**TASK INSTRUCTIONS**
Give the count of lines in the entries below that contain the string "text", and only that count.

(SUPPLIED RECORDS begins)

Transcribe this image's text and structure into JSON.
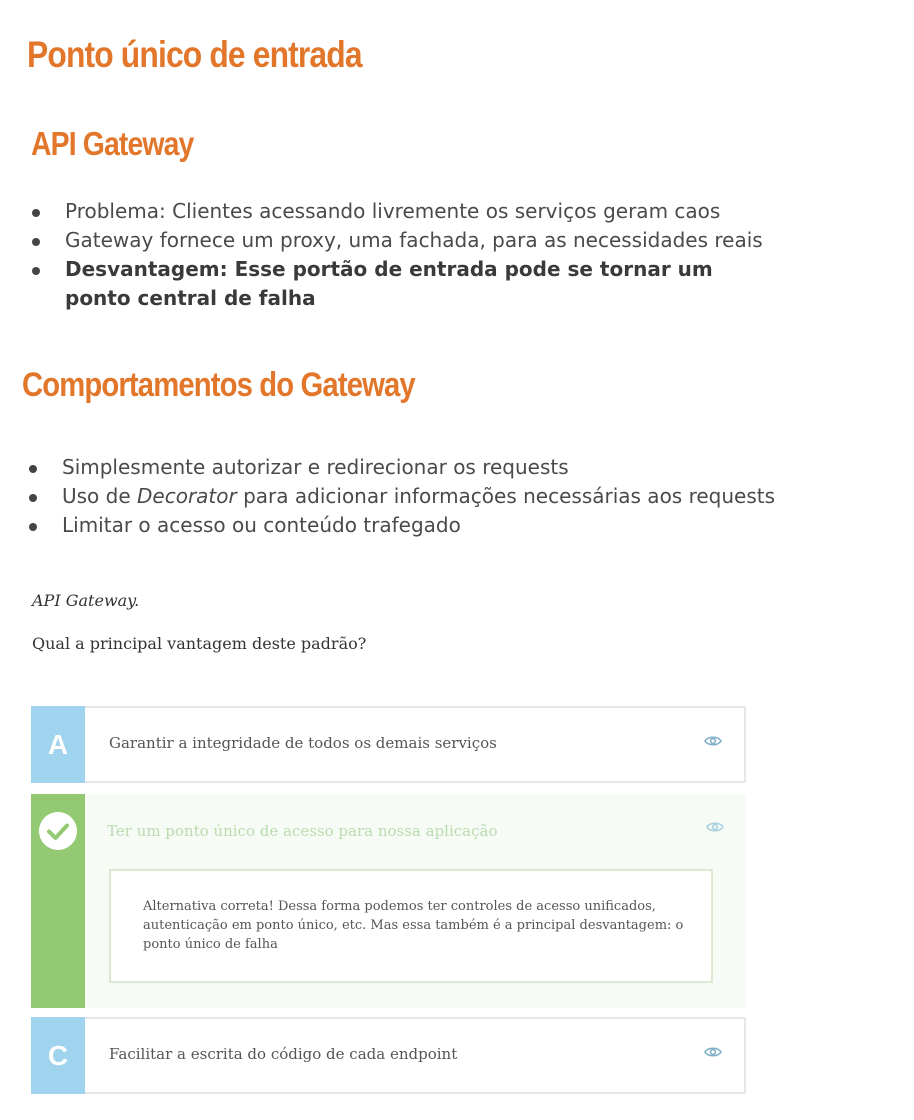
{
  "slides": {
    "title_1": "Ponto único de entrada",
    "title_2": "API Gateway",
    "bullets_1": [
      "Problema: Clientes acessando livremente os serviços geram caos",
      "Gateway fornece um proxy, uma fachada, para as necessidades reais",
      "Desvantagem: Esse portão de entrada pode se tornar um ponto central de falha"
    ],
    "title_3": "Comportamentos do Gateway",
    "bullets_2": [
      "Simplesmente autorizar e redirecionar os requests",
      {
        "before": "Uso de ",
        "emphasis": "Decorator",
        "after": " para adicionar informações necessárias aos requests"
      },
      "Limitar o acesso ou conteúdo trafegado"
    ]
  },
  "question": {
    "intro": "API Gateway.",
    "text": "Qual a principal vantagem deste padrão?"
  },
  "options": [
    {
      "letter": "A",
      "text": "Garantir a integridade de todos os demais serviços",
      "icon": "eye-icon"
    },
    {
      "letter": "",
      "text": "Ter um ponto único de acesso para nossa aplicação",
      "icon": "eye-icon",
      "status_icon": "check-icon",
      "feedback": "Alternativa correta! Dessa forma podemos ter controles de acesso unificados, autenticação em ponto único, etc. Mas essa também é a principal desvantagem: o ponto único de falha"
    },
    {
      "letter": "C",
      "text": "Facilitar a escrita do código de cada endpoint",
      "icon": "eye-icon"
    }
  ],
  "colors": {
    "title_orange": "#e2762a",
    "letter_blue": "#9fd3ee",
    "correct_green": "#94c973",
    "eye_blue": "#7fb0c8"
  }
}
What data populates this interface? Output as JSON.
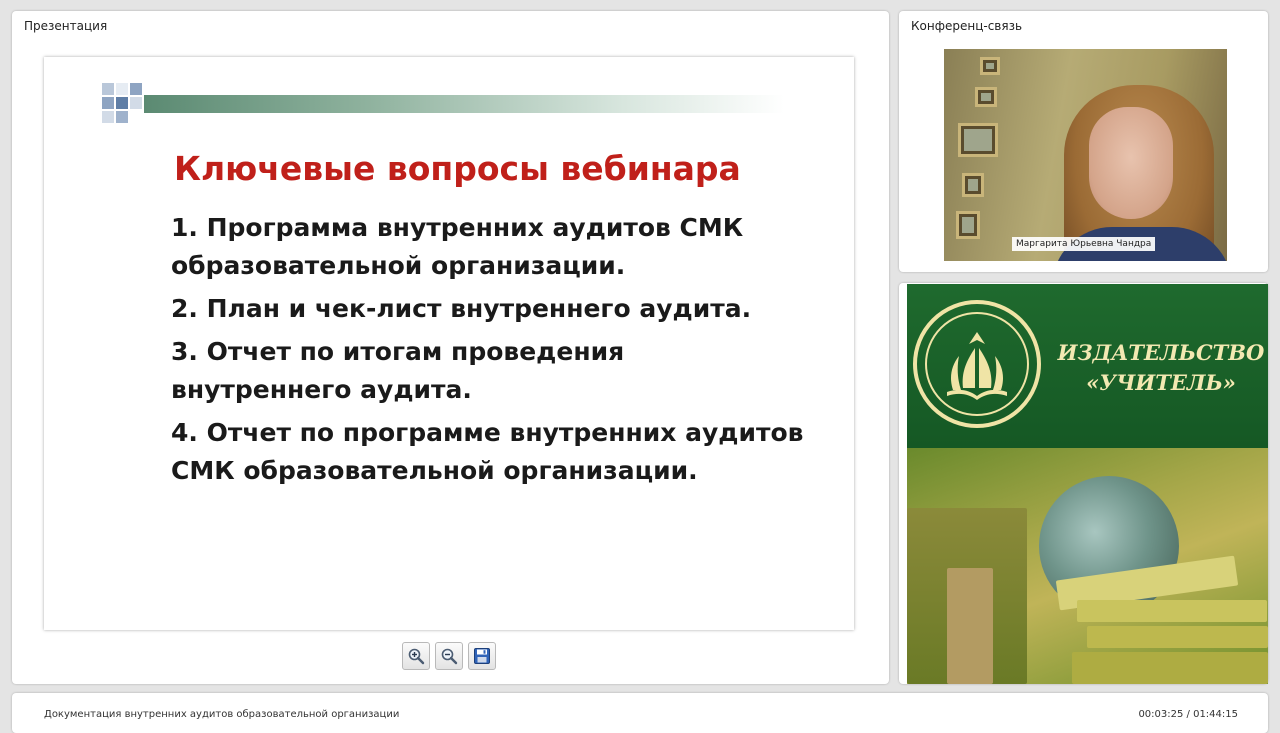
{
  "presentation": {
    "title": "Презентация",
    "slide": {
      "heading": "Ключевые вопросы вебинара",
      "items": [
        "1. Программа внутренних аудитов СМК образовательной организации.",
        "2. План и чек-лист внутреннего аудита.",
        "3. Отчет по итогам проведения внутреннего аудита.",
        "4. Отчет по программе внутренних аудитов СМК образовательной организации."
      ]
    },
    "toolbar": {
      "zoom_in_icon": "zoom-in-icon",
      "zoom_out_icon": "zoom-out-icon",
      "save_icon": "save-icon"
    }
  },
  "conference": {
    "title": "Конференц-связь",
    "speaker_name": "Маргарита Юрьевна Чандра"
  },
  "brand": {
    "line1": "ИЗДАТЕЛЬСТВО",
    "line2": "«УЧИТЕЛЬ»"
  },
  "footer": {
    "webinar_title": "Документация внутренних аудитов образовательной организации",
    "time": "00:03:25 / 01:44:15"
  },
  "colors": {
    "slide_heading": "#c0201a",
    "brand_green": "#1f6a2e",
    "brand_gold": "#f3e9b2"
  }
}
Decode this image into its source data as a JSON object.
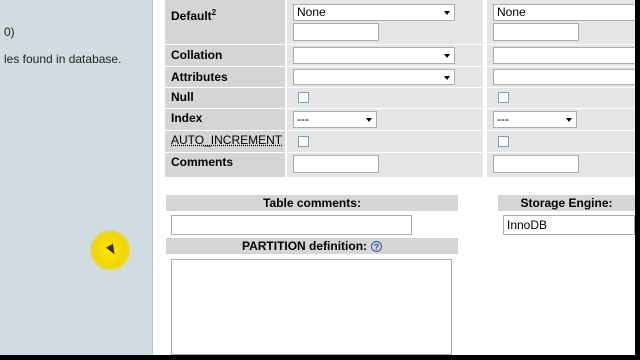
{
  "sidebar": {
    "line1": "0)",
    "line2": "les found in database."
  },
  "fields": {
    "default_label": "Default",
    "default_sup": "2",
    "default_select_1": "None",
    "default_select_2": "None",
    "collation_label": "Collation",
    "attributes_label": "Attributes",
    "null_label": "Null",
    "index_label": "Index",
    "index_select_1": "---",
    "index_select_2": "---",
    "auto_increment_label": "AUTO_INCREMENT",
    "comments_label": "Comments"
  },
  "table_comments": {
    "label": "Table comments:"
  },
  "storage_engine": {
    "label": "Storage Engine:",
    "value": "InnoDB"
  },
  "partition": {
    "label": "PARTITION definition:",
    "help": "?"
  },
  "colors": {
    "sidebar": "#d0dce0",
    "label_bg": "#d5d5d5",
    "cell_bg": "#e5e5e5",
    "cursor": "#f2d600"
  }
}
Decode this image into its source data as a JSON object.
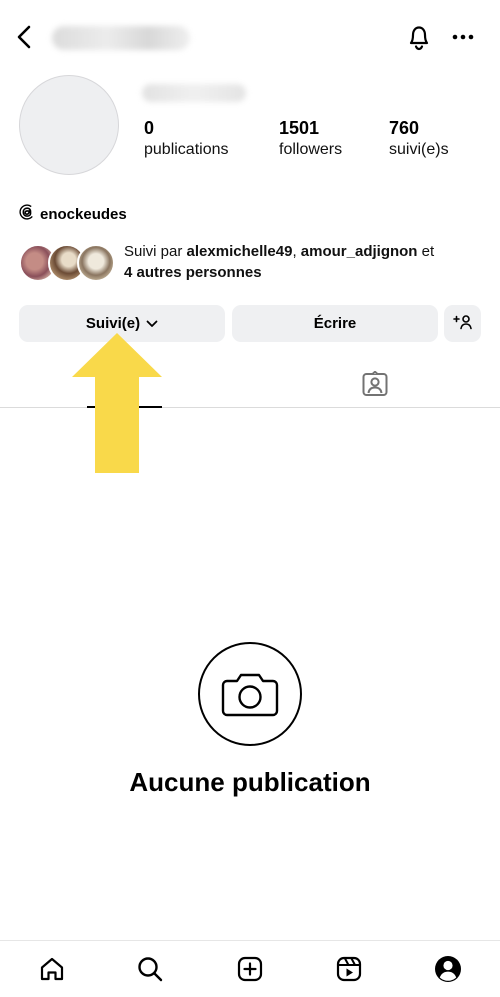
{
  "header": {
    "back_icon": "chevron-left-icon",
    "notifications_icon": "bell-icon",
    "more_icon": "more-horizontal-icon"
  },
  "profile": {
    "stats": [
      {
        "value": "0",
        "label": "publications"
      },
      {
        "value": "1501",
        "label": "followers"
      },
      {
        "value": "760",
        "label": "suivi(e)s"
      }
    ],
    "threads_handle": "enockeudes",
    "mutual": {
      "prefix": "Suivi par ",
      "user1": "alexmichelle49",
      "separator": ", ",
      "user2": "amour_adjignon",
      "conjunction": " et",
      "others": "4 autres personnes"
    }
  },
  "actions": {
    "follow_label": "Suivi(e)",
    "message_label": "Écrire",
    "suggest_icon": "add-person-icon"
  },
  "tabs": {
    "active": "grid",
    "items": [
      "grid-icon",
      "tagged-icon"
    ]
  },
  "empty_state": {
    "icon": "camera-icon",
    "title": "Aucune publication"
  },
  "bottom_nav": [
    "home-icon",
    "search-icon",
    "create-icon",
    "reels-icon",
    "profile-icon"
  ],
  "annotation": {
    "arrow_color": "#f9d94a",
    "points_to": "follow-button"
  }
}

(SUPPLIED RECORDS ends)

**SOLUTION**
5